Seven-year-old Jasai Hawkins came home from school last week on a mission.
McKinley K-8 had given the second-grader an animal cracker box-sized container to fill with spare change, to be given to the Leukemia & Lymphoma Society's Pennies for Patients. The society encourages students to fill their collection boxes with spare change to help fund blood cancer research for kids and adults.
But that box wasn't big enough for Jasai.
He went up to his room and emptied his piggy bank, an empty water jug. He had been saving up for a couple of years, he said, and it had to go toward something special.
"So I want to give it away to cancer (research)," Jasai said.
The change quickly outgrew the box and ripped through Ziploc bags, so he decided to carry it all to school in his backpack.
For the kids: But that wasn't easy, either.
"His little back was hurting," said his mom, Tanoue Freeland.
She said she suggested he take some change one day and some the next day.
"And he's like, 'No, these kids need it right away, Mom,'" she said.
No one knows for sure how much change it was -- Freeland estimates it was somewhere between $20 and $30 -- but Jasai gave all the money in his jug.
"Every last penny, dime, nickel that was in there," she said.
The program offers incentives to classrooms, such as a pizza party, but Freeland said her son didn't look at it that way.
"He was more concerned with the fact that it was for kids with cancer," she said.
Giving back: Although the research is for blood cancers that affect patients of all ages, kids have a special role in fundraising, said Hannah Reagan, campaign specialist for the society's local school and youth programs.
Leukemia is one of the most common childhood cancers, and the program features six Honored Heroes, local student survivors of blood cancer, she said.
When Reagan heard Jasai's story, she said she was moved.
"It's really amazing because the whole point of this program is to learn about giving back and doing something bigger than yourself," she said.
It's commendable for a child to contribute pennies to fight cancer, Reagan said.

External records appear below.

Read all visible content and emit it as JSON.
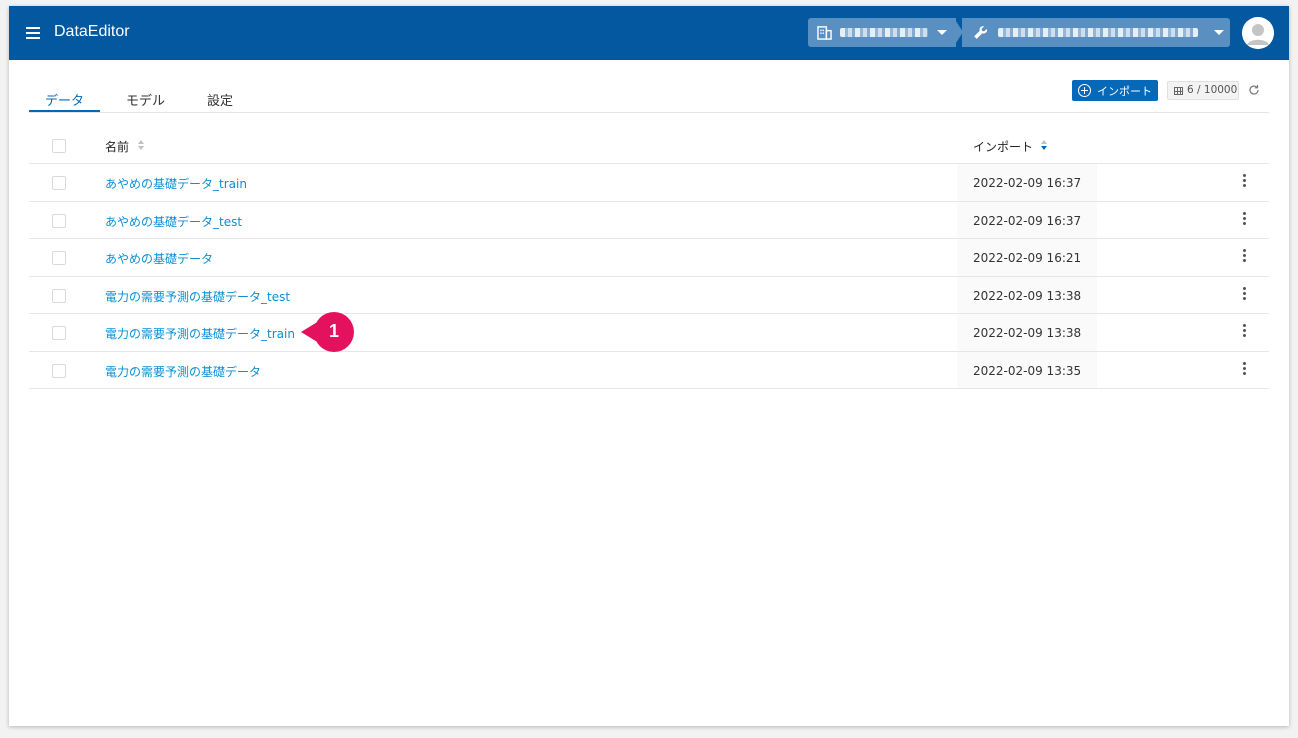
{
  "header": {
    "app_title": "DataEditor",
    "org_icon": "building-icon",
    "project_icon": "wrench-icon"
  },
  "tabs": [
    {
      "label": "データ",
      "active": true
    },
    {
      "label": "モデル",
      "active": false
    },
    {
      "label": "設定",
      "active": false
    }
  ],
  "toolbar": {
    "import_label": "インポート",
    "quota": "6 / 10000"
  },
  "table": {
    "columns": {
      "name": "名前",
      "import": "インポート"
    },
    "rows": [
      {
        "name": "あやめの基礎データ_train",
        "date": "2022-02-09 16:37"
      },
      {
        "name": "あやめの基礎データ_test",
        "date": "2022-02-09 16:37"
      },
      {
        "name": "あやめの基礎データ",
        "date": "2022-02-09 16:21"
      },
      {
        "name": "電力の需要予測の基礎データ_test",
        "date": "2022-02-09 13:38"
      },
      {
        "name": "電力の需要予測の基礎データ_train",
        "date": "2022-02-09 13:38"
      },
      {
        "name": "電力の需要予測の基礎データ",
        "date": "2022-02-09 13:35"
      }
    ]
  },
  "callout": {
    "number": "1",
    "color": "#e4115e"
  },
  "colors": {
    "header": "#0358a0",
    "accent": "#0368b8",
    "link": "#0a8fd6"
  }
}
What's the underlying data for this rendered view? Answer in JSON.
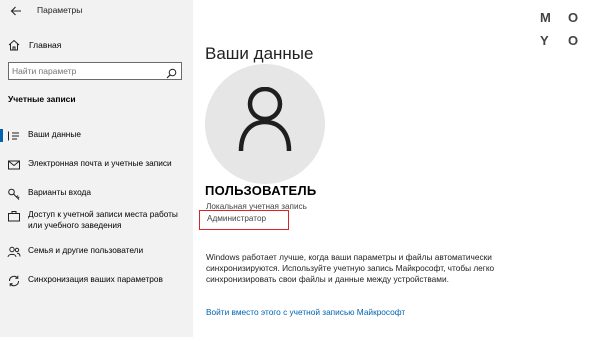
{
  "app": {
    "title": "Параметры"
  },
  "sidebar": {
    "home_label": "Главная",
    "search_placeholder": "Найти параметр",
    "section_heading": "Учетные записи",
    "items": [
      {
        "label": "Ваши данные",
        "icon": "person-card-icon"
      },
      {
        "label": "Электронная почта и учетные записи",
        "icon": "mail-icon"
      },
      {
        "label": "Варианты входа",
        "icon": "key-icon"
      },
      {
        "label": "Доступ к учетной записи места работы или учебного заведения",
        "icon": "briefcase-icon"
      },
      {
        "label": "Семья и другие пользователи",
        "icon": "people-icon"
      },
      {
        "label": "Синхронизация ваших параметров",
        "icon": "sync-icon"
      }
    ]
  },
  "main": {
    "title": "Ваши данные",
    "user_name": "ПОЛЬЗОВАТЕЛЬ",
    "account_type": "Локальная учетная запись",
    "role": "Администратор",
    "sync_text": "Windows работает лучше, когда ваши параметры и файлы автоматически синхронизируются. Используйте учетную запись Майкрософт, чтобы легко синхронизировать свои файлы и данные между устройствами.",
    "ms_link": "Войти вместо этого с учетной записью Майкрософт"
  },
  "logo": {
    "letters": [
      "M",
      "O",
      "Y",
      "O"
    ]
  },
  "colors": {
    "accent": "#0063b1",
    "highlight_box": "#d9252a",
    "sidebar_bg": "#f2f2f2",
    "avatar_bg": "#e6e6e6"
  }
}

"And the fact that he's willing to give all his pennies -- it's inspirational for his peers," she said.
But the York City boy said it was simply money well spent.